Hulu is owned by Disney, though has a much smaller number of subscribers than its main streamer Disney+ due to the fact that it is only available in the U.S. Four million of those subscribers are for its cable alternative Hulu with Live TV, which makes it the most popular online live TV service in front of YouTube, Sling and Fubo.
HBO Max: 44.2 million subscribers
Biggest shows: South Park, The Flight Attendant, Warrior, Game of Thrones
Launched in May 2020, HBO Max and HBO combined now have over 40 million subscribers per their owner WarnerMedia. Like Disney+, it benefited from its archive, with the service bringing together HBO's library of acclaimed shows with the Warner Bros movie archive. Numbers were also boosted during the pandemic when the service became the only place to watch movies like Wonder Woman 1984, Zack Snyder's Justice League and Godzilla vs. Kong.
Disney+: 100 million
Biggest shows: WandaVision, The Mandalorian, The Simpsons, The Falcon and the Winter Soldier
In a meteoric rise, Disney+ took about 19 months to hit the 100 million subscriber mark, which it managed in March 2021. Netflix, by contrast, took a decade to reach that milestone.
Of course, Disney+ had something Netflix did not, an extensive and beloved back catalog of movies and TV shows, including not just the Mouse House itself but also Star Wars, Marvel and Pixar.
Disney+ also had a strategy that saw them dominate east Asian countries like Indonesia and India in a way that Netflix had not managed by offering their service at a significantly discounted rate. In Indonesia, for example, Disney+ launched there for 39,000 Indonesian Rupiah a month ($2.75), compared to the 109,000 IDR ($7.72) that basic Netflix will cost you in the country.
This has allowed Disney+ to balloon in these countries, with Fortune reporting in November that one quarter of Disney+ subscribers (and one half of new subscribers) were in Indonesia and India. This has allowed the service to quickly become a major competitor to Netflix, but it also means that it is bringing in less revenue from its subscribers than Netflix, which has higher subscription costs overall.
Amazon Prime Video: 200 million
Biggest shows: The Grand Tour, The Marvelous Mrs. Maisel, The Boys, The Man in the High Castle
On paper, Amazon's Prime Video service is hot on the heels of Netflix. In reality, it is not so simple.
It is true that 200 million people are subscribed to Amazon Prime, and by extension are also subscribed to the free add-on to that service, Amazon Prime Video. The streamer, however, has never revealed exactly how many of those users actually use their streaming perks. In 2018, around the time that Amazon Prime hit 100 million subscribers in the U.S., Reuters reported that 26 million users were using the video service. If that percentage has been maintained, Amazon Prime Video has around 52 million regular users.

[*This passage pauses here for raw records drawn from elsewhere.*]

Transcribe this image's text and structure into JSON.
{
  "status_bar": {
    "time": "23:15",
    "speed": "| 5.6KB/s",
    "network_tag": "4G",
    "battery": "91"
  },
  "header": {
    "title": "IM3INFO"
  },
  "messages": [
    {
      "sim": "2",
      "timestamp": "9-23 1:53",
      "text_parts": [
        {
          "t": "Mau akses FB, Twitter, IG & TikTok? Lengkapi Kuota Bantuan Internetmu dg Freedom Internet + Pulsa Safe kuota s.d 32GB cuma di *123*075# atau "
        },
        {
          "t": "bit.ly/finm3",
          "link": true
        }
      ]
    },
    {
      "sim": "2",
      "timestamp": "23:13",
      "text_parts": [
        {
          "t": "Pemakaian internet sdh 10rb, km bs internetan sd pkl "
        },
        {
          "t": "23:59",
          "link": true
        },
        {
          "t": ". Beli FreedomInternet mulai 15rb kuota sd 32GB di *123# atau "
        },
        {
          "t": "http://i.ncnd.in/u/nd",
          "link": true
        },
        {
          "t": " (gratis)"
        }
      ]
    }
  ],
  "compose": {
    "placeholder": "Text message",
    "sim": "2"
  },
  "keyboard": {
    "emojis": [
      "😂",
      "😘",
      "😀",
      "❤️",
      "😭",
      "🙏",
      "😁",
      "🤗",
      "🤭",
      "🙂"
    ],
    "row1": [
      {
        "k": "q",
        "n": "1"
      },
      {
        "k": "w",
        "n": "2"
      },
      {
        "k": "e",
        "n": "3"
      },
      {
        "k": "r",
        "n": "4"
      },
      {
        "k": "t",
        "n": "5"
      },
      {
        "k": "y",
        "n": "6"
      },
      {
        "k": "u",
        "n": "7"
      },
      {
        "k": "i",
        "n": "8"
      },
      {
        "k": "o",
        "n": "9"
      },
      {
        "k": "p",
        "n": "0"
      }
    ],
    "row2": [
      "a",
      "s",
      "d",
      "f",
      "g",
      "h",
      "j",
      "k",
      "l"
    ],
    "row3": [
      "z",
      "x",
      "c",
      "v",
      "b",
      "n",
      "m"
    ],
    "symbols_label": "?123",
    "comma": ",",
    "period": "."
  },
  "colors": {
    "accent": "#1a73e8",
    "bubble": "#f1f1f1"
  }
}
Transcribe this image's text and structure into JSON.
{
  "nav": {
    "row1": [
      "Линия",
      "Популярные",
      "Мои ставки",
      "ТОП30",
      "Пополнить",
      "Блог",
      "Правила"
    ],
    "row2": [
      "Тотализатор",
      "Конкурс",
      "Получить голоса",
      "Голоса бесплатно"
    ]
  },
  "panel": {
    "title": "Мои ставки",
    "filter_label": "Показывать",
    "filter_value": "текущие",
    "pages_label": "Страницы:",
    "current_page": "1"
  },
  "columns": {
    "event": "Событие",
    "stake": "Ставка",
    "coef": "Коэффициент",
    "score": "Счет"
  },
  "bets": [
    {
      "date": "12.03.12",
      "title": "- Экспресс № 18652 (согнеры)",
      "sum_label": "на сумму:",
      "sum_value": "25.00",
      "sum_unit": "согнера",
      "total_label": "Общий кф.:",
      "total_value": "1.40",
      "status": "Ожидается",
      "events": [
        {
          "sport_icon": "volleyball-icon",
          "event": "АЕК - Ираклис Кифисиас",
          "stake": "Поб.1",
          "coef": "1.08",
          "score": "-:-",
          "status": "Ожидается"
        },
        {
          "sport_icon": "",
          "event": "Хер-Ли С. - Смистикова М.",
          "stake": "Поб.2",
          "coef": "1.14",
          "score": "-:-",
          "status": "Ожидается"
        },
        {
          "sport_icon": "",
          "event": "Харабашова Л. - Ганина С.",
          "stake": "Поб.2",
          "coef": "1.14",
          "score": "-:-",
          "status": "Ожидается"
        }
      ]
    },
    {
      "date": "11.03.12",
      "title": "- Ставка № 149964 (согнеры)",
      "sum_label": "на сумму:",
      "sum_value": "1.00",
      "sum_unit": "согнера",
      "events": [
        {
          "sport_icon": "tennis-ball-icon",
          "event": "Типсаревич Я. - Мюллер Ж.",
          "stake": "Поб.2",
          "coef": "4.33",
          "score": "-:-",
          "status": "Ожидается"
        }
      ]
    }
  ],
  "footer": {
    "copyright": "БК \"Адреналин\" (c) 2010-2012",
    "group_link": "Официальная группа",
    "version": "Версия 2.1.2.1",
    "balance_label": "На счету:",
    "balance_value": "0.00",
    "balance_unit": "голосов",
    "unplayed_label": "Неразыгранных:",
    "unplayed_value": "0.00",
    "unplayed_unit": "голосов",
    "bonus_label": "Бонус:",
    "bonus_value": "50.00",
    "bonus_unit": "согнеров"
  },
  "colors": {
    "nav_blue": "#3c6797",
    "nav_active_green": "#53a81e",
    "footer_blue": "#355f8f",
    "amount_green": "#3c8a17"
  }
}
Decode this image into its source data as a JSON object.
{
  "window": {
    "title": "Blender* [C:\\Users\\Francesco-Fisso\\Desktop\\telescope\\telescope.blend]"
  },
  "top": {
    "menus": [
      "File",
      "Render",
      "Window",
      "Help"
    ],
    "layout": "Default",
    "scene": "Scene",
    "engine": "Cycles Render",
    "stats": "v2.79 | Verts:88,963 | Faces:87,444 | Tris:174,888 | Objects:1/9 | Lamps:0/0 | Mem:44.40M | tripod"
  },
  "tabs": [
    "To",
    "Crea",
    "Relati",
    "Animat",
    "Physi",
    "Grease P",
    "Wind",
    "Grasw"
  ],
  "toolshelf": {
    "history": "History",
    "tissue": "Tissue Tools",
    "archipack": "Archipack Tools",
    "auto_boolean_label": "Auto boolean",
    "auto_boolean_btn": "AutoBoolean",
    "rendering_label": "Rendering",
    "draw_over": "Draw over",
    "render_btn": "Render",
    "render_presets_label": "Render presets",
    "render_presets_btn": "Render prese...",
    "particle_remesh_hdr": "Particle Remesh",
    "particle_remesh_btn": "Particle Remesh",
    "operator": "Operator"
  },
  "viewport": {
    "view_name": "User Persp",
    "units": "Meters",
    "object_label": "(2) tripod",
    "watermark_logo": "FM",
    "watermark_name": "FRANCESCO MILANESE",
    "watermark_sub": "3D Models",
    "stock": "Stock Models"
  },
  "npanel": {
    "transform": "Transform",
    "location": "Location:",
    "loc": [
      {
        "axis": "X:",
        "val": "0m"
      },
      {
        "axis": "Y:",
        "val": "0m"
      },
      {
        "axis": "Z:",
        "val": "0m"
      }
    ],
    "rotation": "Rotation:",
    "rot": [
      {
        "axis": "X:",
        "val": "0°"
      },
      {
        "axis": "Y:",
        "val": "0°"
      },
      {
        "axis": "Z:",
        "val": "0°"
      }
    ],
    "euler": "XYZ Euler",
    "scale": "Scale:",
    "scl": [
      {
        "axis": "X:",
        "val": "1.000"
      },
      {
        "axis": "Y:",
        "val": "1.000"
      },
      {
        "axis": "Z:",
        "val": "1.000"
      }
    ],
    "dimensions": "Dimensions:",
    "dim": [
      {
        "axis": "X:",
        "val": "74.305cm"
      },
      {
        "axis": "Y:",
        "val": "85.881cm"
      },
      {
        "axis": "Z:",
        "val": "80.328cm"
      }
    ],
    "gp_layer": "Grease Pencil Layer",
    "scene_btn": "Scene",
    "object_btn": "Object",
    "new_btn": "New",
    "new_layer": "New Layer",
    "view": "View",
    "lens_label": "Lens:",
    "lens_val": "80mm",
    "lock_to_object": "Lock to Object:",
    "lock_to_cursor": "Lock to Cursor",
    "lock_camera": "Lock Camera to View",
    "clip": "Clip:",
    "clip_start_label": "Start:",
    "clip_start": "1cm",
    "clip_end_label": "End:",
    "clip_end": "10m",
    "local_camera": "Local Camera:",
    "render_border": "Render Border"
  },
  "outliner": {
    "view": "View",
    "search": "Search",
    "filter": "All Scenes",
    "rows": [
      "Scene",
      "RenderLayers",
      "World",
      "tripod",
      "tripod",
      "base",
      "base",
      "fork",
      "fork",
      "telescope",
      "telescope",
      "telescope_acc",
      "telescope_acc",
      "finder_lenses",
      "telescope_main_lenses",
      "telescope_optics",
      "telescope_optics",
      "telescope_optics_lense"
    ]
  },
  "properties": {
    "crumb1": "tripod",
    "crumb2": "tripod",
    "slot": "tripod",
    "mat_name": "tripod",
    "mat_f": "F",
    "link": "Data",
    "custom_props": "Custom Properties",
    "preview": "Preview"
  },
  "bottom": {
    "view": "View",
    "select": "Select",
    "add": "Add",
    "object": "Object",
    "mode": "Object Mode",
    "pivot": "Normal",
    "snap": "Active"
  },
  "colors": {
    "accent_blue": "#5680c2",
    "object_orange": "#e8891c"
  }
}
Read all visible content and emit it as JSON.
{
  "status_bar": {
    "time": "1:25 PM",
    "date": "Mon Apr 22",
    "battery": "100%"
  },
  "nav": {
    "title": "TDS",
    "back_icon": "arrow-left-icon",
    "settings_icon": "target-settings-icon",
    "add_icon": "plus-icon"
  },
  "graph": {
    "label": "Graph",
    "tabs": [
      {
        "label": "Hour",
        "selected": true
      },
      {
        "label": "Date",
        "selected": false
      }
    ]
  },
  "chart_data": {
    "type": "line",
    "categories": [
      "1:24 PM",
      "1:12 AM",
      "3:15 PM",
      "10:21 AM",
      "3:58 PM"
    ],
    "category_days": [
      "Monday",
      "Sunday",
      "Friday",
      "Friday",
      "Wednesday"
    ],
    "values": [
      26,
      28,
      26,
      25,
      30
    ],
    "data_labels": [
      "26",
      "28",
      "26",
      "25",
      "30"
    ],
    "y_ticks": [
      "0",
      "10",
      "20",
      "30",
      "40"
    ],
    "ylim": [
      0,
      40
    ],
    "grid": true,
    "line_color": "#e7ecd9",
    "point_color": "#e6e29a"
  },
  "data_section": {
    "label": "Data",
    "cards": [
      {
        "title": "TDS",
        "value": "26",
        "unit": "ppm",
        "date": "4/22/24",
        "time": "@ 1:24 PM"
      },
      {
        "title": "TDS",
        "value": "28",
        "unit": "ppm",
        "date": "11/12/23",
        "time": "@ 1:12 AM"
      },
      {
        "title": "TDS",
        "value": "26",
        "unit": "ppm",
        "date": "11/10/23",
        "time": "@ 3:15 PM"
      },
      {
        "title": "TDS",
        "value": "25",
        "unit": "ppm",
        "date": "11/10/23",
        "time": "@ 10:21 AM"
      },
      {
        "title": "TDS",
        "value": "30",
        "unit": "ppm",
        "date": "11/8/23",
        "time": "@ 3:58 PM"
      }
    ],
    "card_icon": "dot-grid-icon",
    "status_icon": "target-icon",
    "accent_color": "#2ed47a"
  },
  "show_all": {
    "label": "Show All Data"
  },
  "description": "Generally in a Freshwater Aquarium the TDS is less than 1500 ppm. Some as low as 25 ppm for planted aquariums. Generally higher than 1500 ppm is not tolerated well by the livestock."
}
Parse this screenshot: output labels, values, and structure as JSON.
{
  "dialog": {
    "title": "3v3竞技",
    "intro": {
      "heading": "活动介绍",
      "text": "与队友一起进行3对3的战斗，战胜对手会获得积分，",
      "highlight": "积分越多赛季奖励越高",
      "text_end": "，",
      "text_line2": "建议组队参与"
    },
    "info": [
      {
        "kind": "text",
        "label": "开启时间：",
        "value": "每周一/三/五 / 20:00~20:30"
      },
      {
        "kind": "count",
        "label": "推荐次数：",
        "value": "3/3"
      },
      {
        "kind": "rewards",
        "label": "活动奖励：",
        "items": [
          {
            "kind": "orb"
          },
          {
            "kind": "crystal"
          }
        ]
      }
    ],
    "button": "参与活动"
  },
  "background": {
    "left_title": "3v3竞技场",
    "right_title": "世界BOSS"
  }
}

Netflix: 207.64 million
Biggest shows: Bridgerton, The Witcher, Money Heist, Stranger Things
Netflix remains the world's largest streaming service, hitting 200 million subscribers at the end of 2020. Though it remains the most popular of the streamers, the service has been the victim of a slowdown in recent months.
In April 2021, the streamer revealed in its earnings call that it had only added just under four million subscribers in the first quarter of 2021, compared with the 16 million they added in the same time last year as coronavirus forced everyone to stay at home.
"We had those 10 years that were smooth as silk, and we are just a little bit wobbly right now," Netflix co-CEO Reed Hastings said in that earnings call. CFO Spencer Neumann added: "We believe paid membership growth slowed due to the big COVID-19 pull forward in 2020 and a lighter content slate in the first half of this year, due to COVID-19 production delays."